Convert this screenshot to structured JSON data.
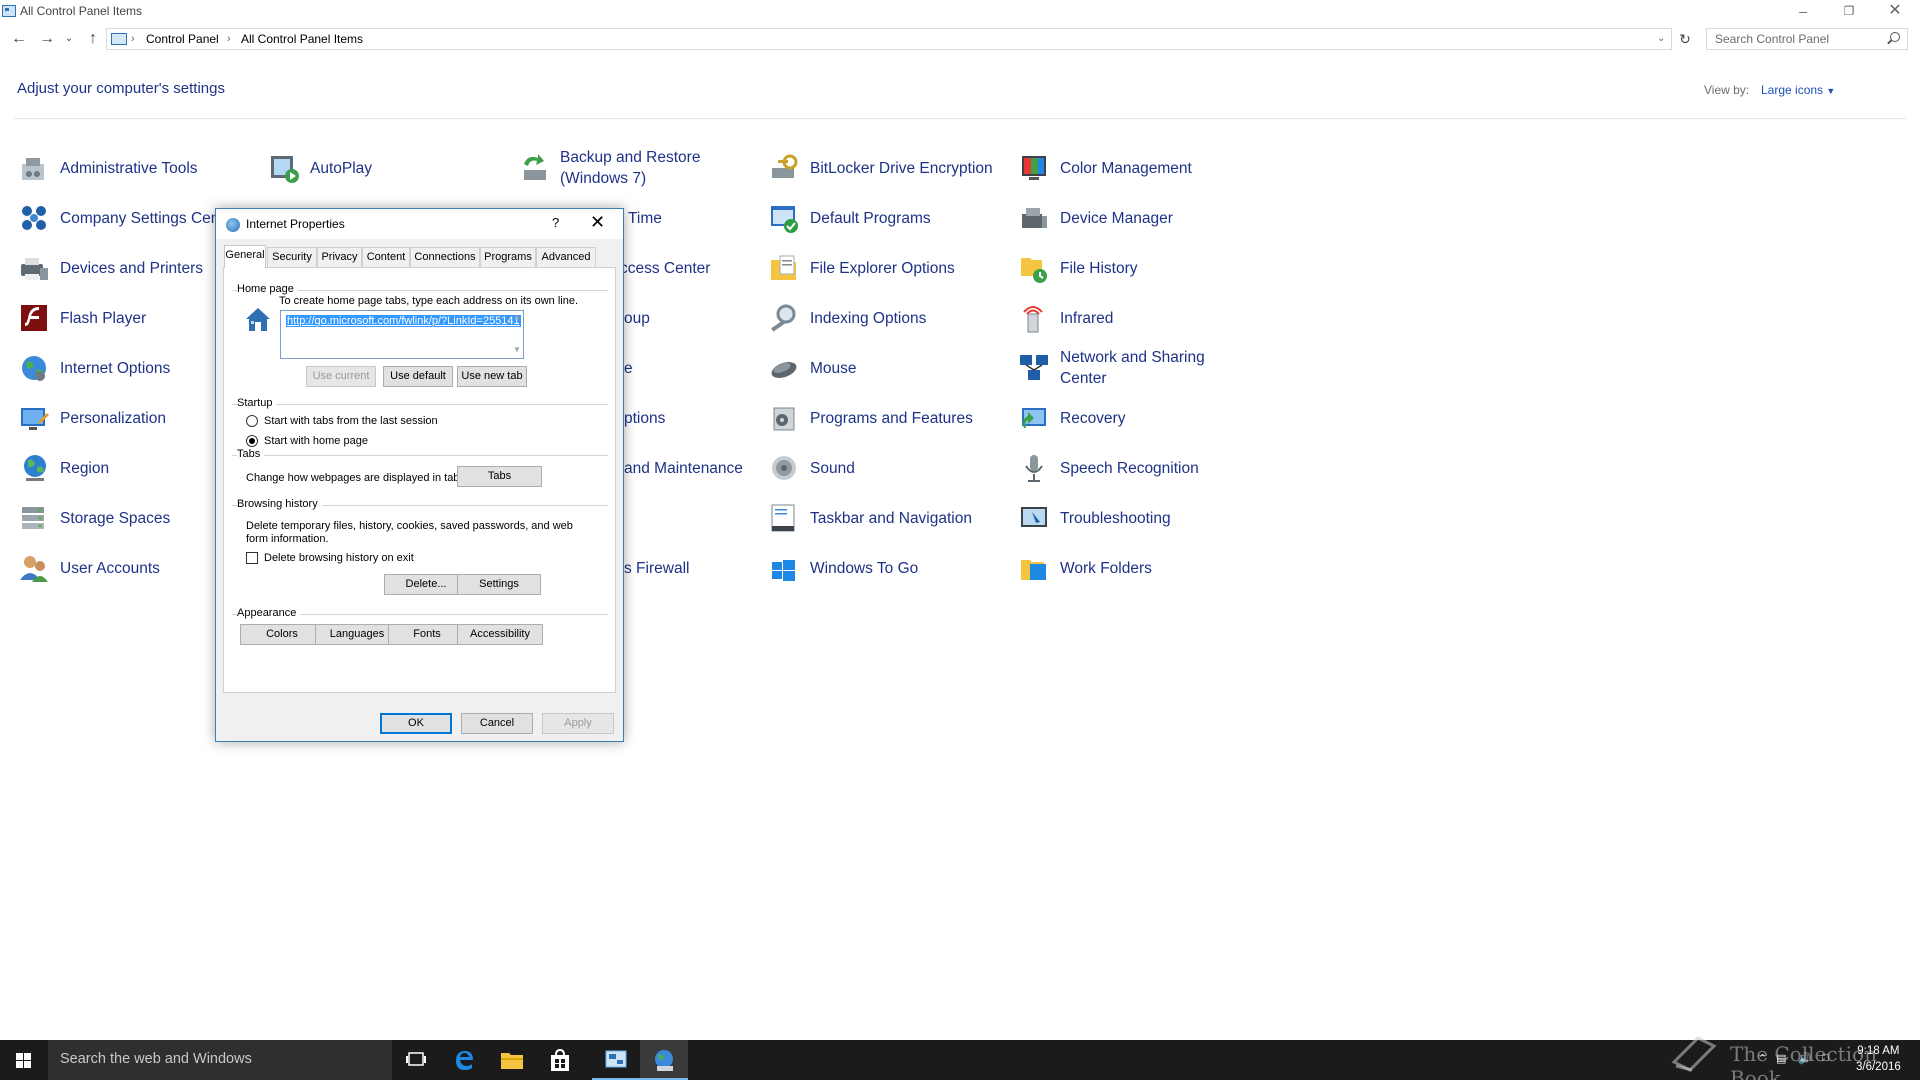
{
  "window": {
    "title": "All Control Panel Items"
  },
  "address": {
    "crumbs": [
      "Control Panel",
      "All Control Panel Items"
    ],
    "search_placeholder": "Search Control Panel"
  },
  "header": {
    "heading": "Adjust your computer's settings",
    "view_by_label": "View by:",
    "view_by_value": "Large icons"
  },
  "items": {
    "c1": [
      "Administrative Tools",
      "Company Settings Center",
      "Devices and Printers",
      "Flash Player",
      "Internet Options",
      "Personalization",
      "Region",
      "Storage Spaces",
      "User Accounts"
    ],
    "c2": [
      "AutoPlay",
      "Time",
      "ccess Center",
      "oup",
      "e",
      "ptions",
      "and Maintenance",
      "",
      "s Firewall"
    ],
    "c3": [
      "Backup and Restore (Windows 7)"
    ],
    "c4": [
      "BitLocker Drive Encryption",
      "Default Programs",
      "File Explorer Options",
      "Indexing Options",
      "Mouse",
      "Programs and Features",
      "Sound",
      "Taskbar and Navigation",
      "Windows To Go"
    ],
    "c5": [
      "Color Management",
      "Device Manager",
      "File History",
      "Infrared",
      "Network and Sharing Center",
      "Recovery",
      "Speech Recognition",
      "Troubleshooting",
      "Work Folders"
    ]
  },
  "dialog": {
    "title": "Internet Properties",
    "help": "?",
    "tabs": [
      "General",
      "Security",
      "Privacy",
      "Content",
      "Connections",
      "Programs",
      "Advanced"
    ],
    "home": {
      "group": "Home page",
      "hint": "To create home page tabs, type each address on its own line.",
      "url": "http://go.microsoft.com/fwlink/p/?LinkId=255141",
      "use_current": "Use current",
      "use_default": "Use default",
      "use_new_tab": "Use new tab"
    },
    "startup": {
      "group": "Startup",
      "option1": "Start with tabs from the last session",
      "option2": "Start with home page"
    },
    "tabs_group": {
      "group": "Tabs",
      "desc": "Change how webpages are displayed in tabs.",
      "button": "Tabs"
    },
    "history": {
      "group": "Browsing history",
      "desc": "Delete temporary files, history, cookies, saved passwords, and web form information.",
      "checkbox": "Delete browsing history on exit",
      "delete": "Delete...",
      "settings": "Settings"
    },
    "appearance": {
      "group": "Appearance",
      "colors": "Colors",
      "languages": "Languages",
      "fonts": "Fonts",
      "accessibility": "Accessibility"
    },
    "ok": "OK",
    "cancel": "Cancel",
    "apply": "Apply"
  },
  "taskbar": {
    "search": "Search the web and Windows",
    "time": "9:18 AM",
    "date": "3/6/2016",
    "watermark": "The Collection Book"
  },
  "colors": {
    "link": "#1e3287",
    "accent": "#0078d7",
    "taskbar": "#1b1b1b"
  }
}
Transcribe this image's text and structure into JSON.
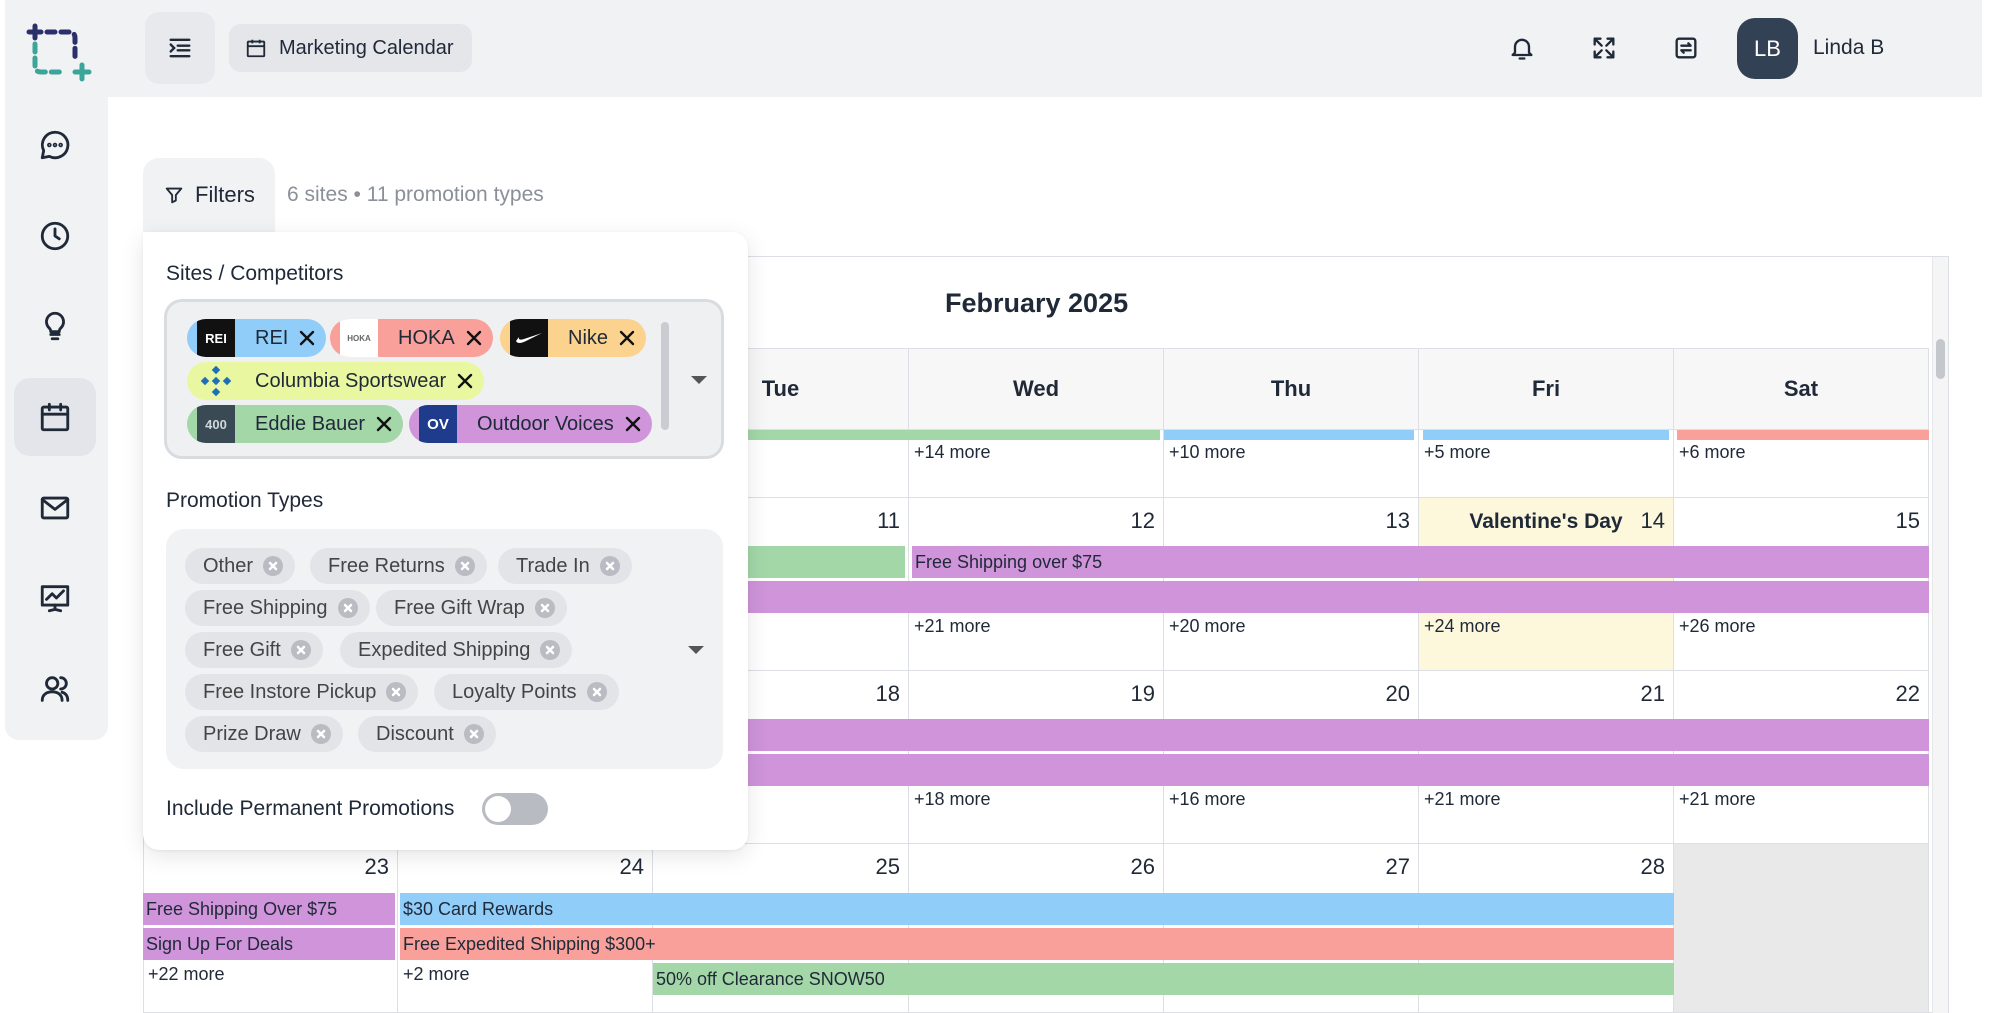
{
  "app": {
    "title": "Marketing Calendar"
  },
  "user": {
    "initials": "LB",
    "name": "Linda B"
  },
  "sidebar": {
    "icons": [
      "chat-icon",
      "clock-icon",
      "lightbulb-icon",
      "calendar-icon",
      "mail-icon",
      "presentation-chart-icon",
      "users-icon"
    ],
    "active": "calendar-icon"
  },
  "topbar": {
    "icons": [
      "bell-icon",
      "fullscreen-icon",
      "refresh-calendar-icon"
    ]
  },
  "filters": {
    "button_label": "Filters",
    "summary": "6 sites • 11 promotion types",
    "sites_label": "Sites / Competitors",
    "sites": [
      {
        "name": "REI",
        "color": "#90cdf9"
      },
      {
        "name": "HOKA",
        "color": "#f9a09b"
      },
      {
        "name": "Nike",
        "color": "#fbd28e"
      },
      {
        "name": "Columbia Sportswear",
        "color": "#e9f7a0"
      },
      {
        "name": "Eddie Bauer",
        "color": "#a3d7a8"
      },
      {
        "name": "Outdoor Voices",
        "color": "#cf94da"
      }
    ],
    "logos": {
      "rei": "REI",
      "hoka": "HOKA",
      "eddie": "400",
      "ov": "OV"
    },
    "promo_label": "Promotion Types",
    "promo_types": [
      "Other",
      "Free Returns",
      "Trade In",
      "Free Shipping",
      "Free Gift Wrap",
      "Free Gift",
      "Expedited Shipping",
      "Free Instore Pickup",
      "Loyalty Points",
      "Prize Draw",
      "Discount"
    ],
    "permanent_label": "Include Permanent Promotions",
    "permanent_on": false
  },
  "calendar": {
    "title": "February 2025",
    "weekdays": [
      "Tue",
      "Wed",
      "Thu",
      "Fri",
      "Sat"
    ],
    "week1": {
      "more": [
        "+14 more",
        "+10 more",
        "+5 more",
        "+6 more"
      ]
    },
    "week2": {
      "days": [
        "11",
        "12",
        "13",
        "14",
        "15"
      ],
      "holiday": "Valentine's Day",
      "bar_label": "Free Shipping over $75",
      "more": [
        "+21 more",
        "+20 more",
        "+24 more",
        "+26 more"
      ]
    },
    "week3": {
      "days": [
        "18",
        "19",
        "20",
        "21",
        "22"
      ],
      "more": [
        "+18 more",
        "+16 more",
        "+21 more",
        "+21 more"
      ]
    },
    "week4": {
      "days": [
        "23",
        "24",
        "25",
        "26",
        "27",
        "28"
      ],
      "bars": [
        "Free Shipping Over $75",
        "Sign Up For Deals",
        "$30 Card Rewards",
        "Free Expedited Shipping $300+",
        "50% off Clearance SNOW50"
      ],
      "more": [
        "+22 more",
        "+2 more"
      ]
    }
  }
}
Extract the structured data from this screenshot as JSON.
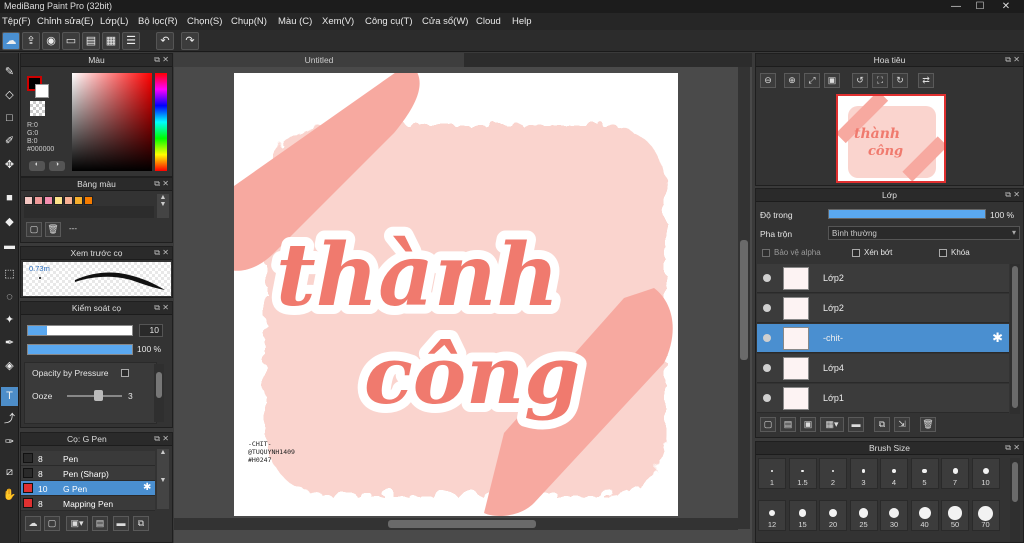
{
  "window": {
    "title": "MediBang Paint Pro (32bit)",
    "minimize": "—",
    "maximize": "☐",
    "close": "✕"
  },
  "menu": [
    "Tệp(F)",
    "Chỉnh sửa(E)",
    "Lớp(L)",
    "Bộ lọc(R)",
    "Chọn(S)",
    "Chụp(N)",
    "Màu (C)",
    "Xem(V)",
    "Công cụ(T)",
    "Cửa sổ(W)",
    "Cloud",
    "Help"
  ],
  "color_panel": {
    "title": "Màu",
    "r": "R:0",
    "g": "G:0",
    "b": "B:0",
    "hex": "#000000",
    "fg_color": "#000000",
    "bg_color": "#ffffff",
    "hint_color": "#cc0000"
  },
  "palette_panel": {
    "title": "Bảng màu",
    "swatches": [
      "#f4c7c3",
      "#ef9a9a",
      "#f48fb1",
      "#fce38a",
      "#f8b195",
      "#f6ae2d",
      "#f57c00"
    ],
    "dropdown": "---"
  },
  "brush_preview": {
    "title": "Xem trước cọ",
    "size": "0.73m"
  },
  "brush_control": {
    "title": "Kiểm soát cọ",
    "size_value": "10",
    "opacity_value": "100 %",
    "opacity_pressure_label": "Opacity by Pressure",
    "ooze_label": "Ooze",
    "ooze_value": "3"
  },
  "brush_list": {
    "title": "Cọ: G Pen",
    "items": [
      {
        "size": "8",
        "name": "Pen",
        "color": "#2a2a2a"
      },
      {
        "size": "8",
        "name": "Pen (Sharp)",
        "color": "#2a2a2a"
      },
      {
        "size": "10",
        "name": "G Pen",
        "color": "#e03030"
      },
      {
        "size": "8",
        "name": "Mapping Pen",
        "color": "#e03030"
      }
    ]
  },
  "document": {
    "tab": "Untitled"
  },
  "artwork": {
    "line1": "thành",
    "line2": "công",
    "credit": [
      "-CHIT-",
      "@TUQUYNH1409",
      "#H0247"
    ]
  },
  "navigator": {
    "title": "Hoa tiêu"
  },
  "layer_panel": {
    "title": "Lớp",
    "opacity_label": "Độ trong",
    "opacity_value": "100 %",
    "opacity_fraction": 1.0,
    "blend_label": "Pha trộn",
    "blend_value": "Bình thường",
    "protect_alpha": "Bảo vệ alpha",
    "clipping": "Xén bớt",
    "lock": "Khóa",
    "layers": [
      {
        "name": "Lớp2",
        "selected": false
      },
      {
        "name": "Lớp2",
        "selected": false
      },
      {
        "name": "-chit-",
        "selected": true
      },
      {
        "name": "Lớp4",
        "selected": false
      },
      {
        "name": "Lớp1",
        "selected": false
      }
    ]
  },
  "brush_size_panel": {
    "title": "Brush Size",
    "row1": [
      "1",
      "1.5",
      "2",
      "3",
      "4",
      "5",
      "7",
      "10"
    ],
    "row2": [
      "12",
      "15",
      "20",
      "25",
      "30",
      "40",
      "50",
      "70"
    ]
  },
  "colors": {
    "accent": "#4a8fd0",
    "peach": "#f7a9a0",
    "pink_blob": "#fad4ce",
    "text_coral": "#f07a6e"
  }
}
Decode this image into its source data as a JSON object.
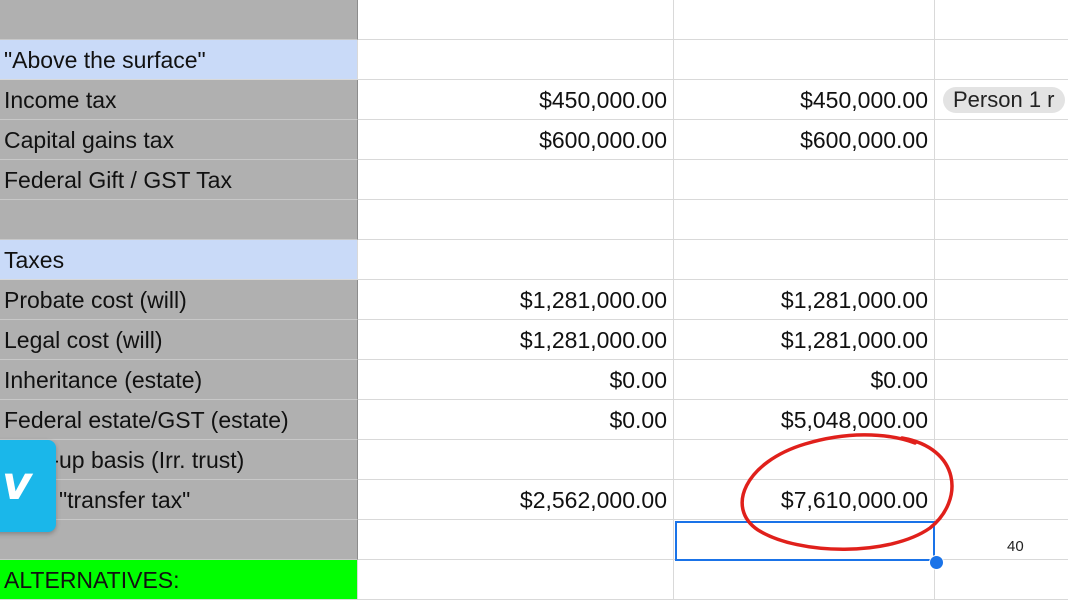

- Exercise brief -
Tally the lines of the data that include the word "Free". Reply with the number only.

- Answer section -
8